Keep us informed. This could be interesting and if this leads to a contact with VWOA be sure to bring this twice failed compressor business up also.


#11

Stay away from cars with timing belts…


#12

Oh no! I do not plan to put that money in the car and then get rid of it. It really depends if the warranty people cover this estimated cost. I will definitely keep you in the loop as far as the end result. I hate to get rid of this car because I really enjoyed the look and I thought dependability of it. But cuteness doesn’t get you from point a to b. I am on the road too much to take a chance with this car.
Thank you for your input again.


#13

Lol! If only my car could operate on how much I love to travel.


#14

As of today, the reason the timing belt broke according to the dealership is because it broke. I am not a mechanic, but I don’t believe that to be a valid reason. About 2 1/2 weeks ago, the extended warranty agreed to pay for the repairs. I also called in a regional case manager. She was told my car should be done by Wednesday of next week?!? On a side note, I went by the dealership and took about 50 pictures of my car. The word to describe my poor car is “disemboweled.” There were parts filling up the trunk, parts in the back seat AND the engine was 50 feet away in the garage. I also found out after the fact the cylinder head did not need to be removed to repair the car according to another mechanic.


#15

As of today, the reason the timing belt broke according to the dealership is because it broke. I don’t believe that to be a valid reason, but that is all the explanation I am going to receive. I do have a regional case manager working on my behalf for the last two weeks. According to the case manager, the car should be repaired by Wednesday of next week. 5 1/2 weeks later…


#16
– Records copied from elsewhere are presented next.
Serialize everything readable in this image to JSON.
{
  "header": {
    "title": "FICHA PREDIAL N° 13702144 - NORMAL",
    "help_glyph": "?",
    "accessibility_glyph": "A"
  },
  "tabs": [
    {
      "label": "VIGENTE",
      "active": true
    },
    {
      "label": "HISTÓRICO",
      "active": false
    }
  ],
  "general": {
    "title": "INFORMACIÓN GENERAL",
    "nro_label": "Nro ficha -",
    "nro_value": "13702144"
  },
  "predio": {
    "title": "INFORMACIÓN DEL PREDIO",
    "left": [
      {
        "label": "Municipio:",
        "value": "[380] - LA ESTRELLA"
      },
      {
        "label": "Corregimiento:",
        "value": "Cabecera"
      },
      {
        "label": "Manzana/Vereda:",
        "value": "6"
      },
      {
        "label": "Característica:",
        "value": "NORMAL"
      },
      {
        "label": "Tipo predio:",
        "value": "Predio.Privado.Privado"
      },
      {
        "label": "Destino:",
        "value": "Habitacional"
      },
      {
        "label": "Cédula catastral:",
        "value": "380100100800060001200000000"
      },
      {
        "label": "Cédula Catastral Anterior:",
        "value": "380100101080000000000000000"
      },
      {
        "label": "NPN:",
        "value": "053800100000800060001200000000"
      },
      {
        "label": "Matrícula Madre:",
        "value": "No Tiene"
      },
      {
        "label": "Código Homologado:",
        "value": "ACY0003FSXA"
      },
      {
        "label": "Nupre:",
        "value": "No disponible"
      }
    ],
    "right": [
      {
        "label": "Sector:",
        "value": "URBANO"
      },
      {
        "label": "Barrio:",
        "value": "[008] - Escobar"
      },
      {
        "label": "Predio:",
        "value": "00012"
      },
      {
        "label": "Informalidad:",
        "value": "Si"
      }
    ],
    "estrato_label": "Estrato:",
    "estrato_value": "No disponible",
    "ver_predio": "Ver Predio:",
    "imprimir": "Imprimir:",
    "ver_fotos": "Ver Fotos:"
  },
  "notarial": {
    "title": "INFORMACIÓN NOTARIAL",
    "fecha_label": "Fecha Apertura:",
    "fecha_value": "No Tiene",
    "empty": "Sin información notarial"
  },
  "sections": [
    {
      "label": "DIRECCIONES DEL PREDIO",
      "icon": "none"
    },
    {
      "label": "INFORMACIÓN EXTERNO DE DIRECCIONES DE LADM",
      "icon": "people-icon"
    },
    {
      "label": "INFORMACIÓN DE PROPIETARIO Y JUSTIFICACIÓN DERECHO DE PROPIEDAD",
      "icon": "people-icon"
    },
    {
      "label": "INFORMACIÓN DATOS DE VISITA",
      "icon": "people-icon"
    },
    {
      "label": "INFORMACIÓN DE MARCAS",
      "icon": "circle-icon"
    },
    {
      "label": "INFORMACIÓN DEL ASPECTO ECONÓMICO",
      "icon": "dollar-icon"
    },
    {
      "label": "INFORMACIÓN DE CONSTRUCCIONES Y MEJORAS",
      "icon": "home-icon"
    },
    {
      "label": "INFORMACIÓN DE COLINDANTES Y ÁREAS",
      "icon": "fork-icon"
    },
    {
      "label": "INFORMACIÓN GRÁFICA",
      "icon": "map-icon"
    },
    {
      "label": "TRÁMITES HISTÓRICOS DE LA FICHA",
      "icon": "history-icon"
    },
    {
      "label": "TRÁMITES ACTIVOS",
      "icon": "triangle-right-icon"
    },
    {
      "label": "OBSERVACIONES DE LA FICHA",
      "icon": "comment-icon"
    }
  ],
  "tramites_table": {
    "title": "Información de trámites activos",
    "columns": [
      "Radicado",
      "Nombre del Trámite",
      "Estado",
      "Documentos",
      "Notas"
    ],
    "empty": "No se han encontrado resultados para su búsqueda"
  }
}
There is no way the (Air Conditioning) Compressor problem is related to the Timing Belt problem. And I am not sure what Washer replacement has to do with anything. The only reason to replace the condenser is if it has a leak or it got plugged with debris from the compressor failure. You really need to be concerned with the timing belt failure after only 1 year as the issue and forget about the compressor. Bottom line is that the place that replaced the timing belt didn’t do a good enough job. Or, you got an off brand or counterfit replacement belt. When the MIL light came on, it might have been an indication that the belt had skipped a notch and was close to giving out. I recenly went over 80,000 miles on the OEM timing belt. And I have had an engine destroy itself when the cam siezed breaking the key on the timing belt pulley instead of the belt. Believe me that belt is strong. If it is a good belt and put in correctly. I have heard that VWOA is no help and it is really the dealer or garage that you need to deal with. You might have to become a nuisance. Call the owner (daily) and complain, Consider walking in fromt with a sign or taking out an add in thepaper (or at least threatening to do so) and line up a lawyer.